Although he produced fine numbers (23 points and seven assists), Derrick White was knocking on the door of greatness but never quite took the next step to put the Spurs on his back. That said, he did play really, really well. He’s shooting threes without hesitation. He’s driving with toughness to the rim. He’s finding teammates. On defense, White is mentally engaged and seems to usually be in the mix when the Spurs get a stop.
This was a rough game for Dejounte Murray. He wasn’t good at all in the halfcourt sets; he couldn’t create for himself or others. He had moments on defense but nothing really to write home about. Overall, he’s just not playing like he knows what to do on a possession-to-possession basis.
Lonnie Walker IV
While it was an improvement from his last outing, Lonnie Walker IV was still underwhelming. Going without a rebound, assist, steal or block in his 21 minutes paints the picture of how passive he was on both ends. There were a few moments here and there that he looked willing too attack but, on the whole, he was too happy to blend into the background.
I was really unimpressed by Jakob Poeltl today. Offensively, his flat-footed attempted finishes at the rim couldn’t possibly be any weaker. That same softness was apparent on the defensive end where he didn’t really do much to slow Nikola Jokic. Poeltl was feeble on the boards and was getting pushed around. It’s been a forgettable restart for the Austrian thus far.
Once again, it was Rudy Gay’s ability to go 1-on-5 that kept the Spurs alive for long stretches. He looked smooth on the offensive end, his jumper has perfect rotation right now and I thought his passing was much improved. Defensively, he tried hard in the paint but couldn’t do much out on the perimeter.
A lot like the Sixers contest, Keldon Johnson was timid coming out of the gates but he eventually hit his stride. His three-point shooting continues to look much improved. When Johnson puts his head down to attack the rim, he’s difficult to stop — especially when he takes his time. Defensively, he was competing for 94 feet and helping on the boards.
Another reason why the Spurs were able to hang around was the play of Patty Mills. Offensively, he hit a number of tough shots, continually probed to create for himself and others, and his decision-making was really good. Defensively, he scratched and clawed as best as he can.
I thought this was Drew Eubanks best game so far. Offensively, he’s a strong finisher and he has a nice touch away from the rim. His hands seem to be getting better and better and it’s obvious that he’s becoming a lot more comfortable. Defensively, he still needs to refine his approach but he wasn’t bashful about getting his hands dirty.
Quinndary Weatherspoon didn’t do a whole lot on the offensive end in his nine minutes of play. Defensively, though, he continues to look like a plus. He can stay in front of his man, rotates to help with muscle and IQ, and provides a surprising ability to knock heads in the paint.
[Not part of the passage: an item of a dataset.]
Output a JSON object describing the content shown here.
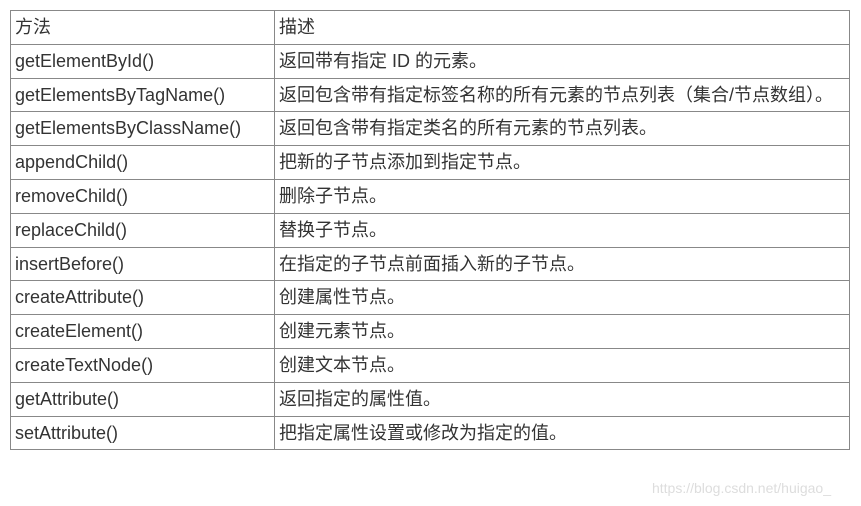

I can’t complain too much about how Pop coached the game. If winning were the number one priority, more minutes for DeRozan, Gay and Mills would have helped the cause. But that’s not the main priority right now so the young players getting extra minutes was good to see. I’m pleased that Pop seems completely engaged and is reading and reacting well to what’s happening on the court — especially since there were times earlier in the season when I wasn’t even sure he was even watching the game.